● Data supplied
* * * * * * * * *

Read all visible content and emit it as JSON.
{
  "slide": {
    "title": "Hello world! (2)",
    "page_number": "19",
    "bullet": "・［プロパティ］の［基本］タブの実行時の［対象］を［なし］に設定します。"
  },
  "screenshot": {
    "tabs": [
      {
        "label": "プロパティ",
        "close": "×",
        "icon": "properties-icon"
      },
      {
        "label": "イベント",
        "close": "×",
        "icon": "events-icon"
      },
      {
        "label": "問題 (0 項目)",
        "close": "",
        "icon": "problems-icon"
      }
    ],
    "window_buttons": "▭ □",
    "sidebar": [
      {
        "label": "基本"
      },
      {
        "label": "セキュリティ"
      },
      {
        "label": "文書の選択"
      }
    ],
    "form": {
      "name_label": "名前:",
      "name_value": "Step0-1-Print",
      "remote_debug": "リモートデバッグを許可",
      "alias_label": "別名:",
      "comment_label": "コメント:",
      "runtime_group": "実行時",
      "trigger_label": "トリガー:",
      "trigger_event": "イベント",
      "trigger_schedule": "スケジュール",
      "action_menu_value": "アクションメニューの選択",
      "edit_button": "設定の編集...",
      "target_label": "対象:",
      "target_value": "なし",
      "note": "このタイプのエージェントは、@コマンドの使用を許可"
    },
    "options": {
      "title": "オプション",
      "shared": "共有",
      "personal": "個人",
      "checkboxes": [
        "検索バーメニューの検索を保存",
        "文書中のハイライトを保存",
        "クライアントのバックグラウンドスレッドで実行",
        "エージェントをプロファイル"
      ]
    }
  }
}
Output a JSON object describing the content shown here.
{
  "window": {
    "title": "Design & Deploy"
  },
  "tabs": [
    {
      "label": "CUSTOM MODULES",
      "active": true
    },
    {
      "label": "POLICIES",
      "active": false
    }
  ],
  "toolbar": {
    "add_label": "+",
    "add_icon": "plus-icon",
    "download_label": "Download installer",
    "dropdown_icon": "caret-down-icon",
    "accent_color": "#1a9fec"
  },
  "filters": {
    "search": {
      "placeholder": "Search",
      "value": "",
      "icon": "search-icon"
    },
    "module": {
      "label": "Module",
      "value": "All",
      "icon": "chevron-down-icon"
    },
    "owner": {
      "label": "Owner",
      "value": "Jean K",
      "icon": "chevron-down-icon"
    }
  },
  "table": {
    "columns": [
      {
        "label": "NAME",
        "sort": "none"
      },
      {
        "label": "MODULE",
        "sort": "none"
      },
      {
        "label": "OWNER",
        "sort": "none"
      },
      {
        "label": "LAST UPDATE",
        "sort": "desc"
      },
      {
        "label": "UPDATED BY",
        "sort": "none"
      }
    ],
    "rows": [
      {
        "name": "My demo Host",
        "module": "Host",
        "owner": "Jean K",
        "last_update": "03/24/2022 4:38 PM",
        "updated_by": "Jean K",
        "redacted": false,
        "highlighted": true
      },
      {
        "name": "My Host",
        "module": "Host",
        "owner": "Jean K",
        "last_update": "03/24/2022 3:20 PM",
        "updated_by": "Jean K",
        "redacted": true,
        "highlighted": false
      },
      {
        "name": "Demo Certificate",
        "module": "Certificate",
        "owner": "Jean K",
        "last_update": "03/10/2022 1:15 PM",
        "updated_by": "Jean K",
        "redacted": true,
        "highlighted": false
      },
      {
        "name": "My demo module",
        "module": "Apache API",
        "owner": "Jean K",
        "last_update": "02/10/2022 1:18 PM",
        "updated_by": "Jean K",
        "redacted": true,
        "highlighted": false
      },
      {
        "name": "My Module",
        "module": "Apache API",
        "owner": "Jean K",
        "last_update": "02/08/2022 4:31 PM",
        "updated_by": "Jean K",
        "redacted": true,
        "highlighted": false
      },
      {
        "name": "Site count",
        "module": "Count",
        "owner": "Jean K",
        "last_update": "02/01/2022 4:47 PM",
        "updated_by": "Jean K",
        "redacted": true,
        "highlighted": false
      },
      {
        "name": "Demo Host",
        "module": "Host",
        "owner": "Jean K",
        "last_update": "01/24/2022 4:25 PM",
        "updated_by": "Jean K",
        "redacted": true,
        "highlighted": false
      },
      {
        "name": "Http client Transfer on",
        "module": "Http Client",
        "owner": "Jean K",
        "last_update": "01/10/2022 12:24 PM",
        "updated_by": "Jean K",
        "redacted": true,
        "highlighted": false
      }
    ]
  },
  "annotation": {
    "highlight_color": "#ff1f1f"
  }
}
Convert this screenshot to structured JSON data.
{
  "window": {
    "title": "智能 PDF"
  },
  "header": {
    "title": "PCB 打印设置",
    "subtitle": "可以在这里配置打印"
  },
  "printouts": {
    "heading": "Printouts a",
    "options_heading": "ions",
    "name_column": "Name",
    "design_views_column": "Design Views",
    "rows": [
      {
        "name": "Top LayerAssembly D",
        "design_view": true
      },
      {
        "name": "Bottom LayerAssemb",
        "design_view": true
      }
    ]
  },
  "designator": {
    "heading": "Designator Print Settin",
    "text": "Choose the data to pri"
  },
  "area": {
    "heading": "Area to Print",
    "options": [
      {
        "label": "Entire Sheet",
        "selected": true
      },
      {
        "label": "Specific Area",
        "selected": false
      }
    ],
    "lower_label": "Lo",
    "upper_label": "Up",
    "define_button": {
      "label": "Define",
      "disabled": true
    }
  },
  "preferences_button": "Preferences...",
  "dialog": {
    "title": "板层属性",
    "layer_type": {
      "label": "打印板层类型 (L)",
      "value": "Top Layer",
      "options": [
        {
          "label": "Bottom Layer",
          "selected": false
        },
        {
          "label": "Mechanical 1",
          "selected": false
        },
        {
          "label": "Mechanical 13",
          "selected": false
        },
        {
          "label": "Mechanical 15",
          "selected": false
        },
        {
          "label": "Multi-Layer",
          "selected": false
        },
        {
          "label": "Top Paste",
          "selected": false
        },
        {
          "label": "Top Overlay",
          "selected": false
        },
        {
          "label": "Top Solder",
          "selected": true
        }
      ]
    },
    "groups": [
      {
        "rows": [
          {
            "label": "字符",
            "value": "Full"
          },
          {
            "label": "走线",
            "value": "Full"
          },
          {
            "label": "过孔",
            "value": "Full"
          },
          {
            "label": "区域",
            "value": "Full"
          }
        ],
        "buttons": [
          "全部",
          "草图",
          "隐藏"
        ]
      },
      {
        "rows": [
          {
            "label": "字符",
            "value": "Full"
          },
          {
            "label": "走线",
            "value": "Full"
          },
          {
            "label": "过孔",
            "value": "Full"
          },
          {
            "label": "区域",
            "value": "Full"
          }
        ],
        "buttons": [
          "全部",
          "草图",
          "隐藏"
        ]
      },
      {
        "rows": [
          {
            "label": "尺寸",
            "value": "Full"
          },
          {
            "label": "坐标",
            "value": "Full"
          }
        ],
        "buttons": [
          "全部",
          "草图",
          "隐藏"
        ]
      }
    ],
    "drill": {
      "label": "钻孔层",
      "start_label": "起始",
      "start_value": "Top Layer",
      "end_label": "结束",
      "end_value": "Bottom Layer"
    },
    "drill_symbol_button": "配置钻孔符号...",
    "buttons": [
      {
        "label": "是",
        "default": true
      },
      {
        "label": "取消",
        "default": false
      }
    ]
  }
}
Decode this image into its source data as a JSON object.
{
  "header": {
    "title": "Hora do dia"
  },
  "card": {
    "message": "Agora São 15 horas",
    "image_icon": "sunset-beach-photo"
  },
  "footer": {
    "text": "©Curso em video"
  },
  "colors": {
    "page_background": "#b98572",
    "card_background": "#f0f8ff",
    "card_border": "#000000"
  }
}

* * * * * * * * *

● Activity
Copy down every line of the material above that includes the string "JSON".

● Output for this task
Read all visible content and emit it as JSON.
Output a JSON object describing the content shown here.
Convert this screenshot to structured JSON data.
Decode this image into its source data as a JSON object.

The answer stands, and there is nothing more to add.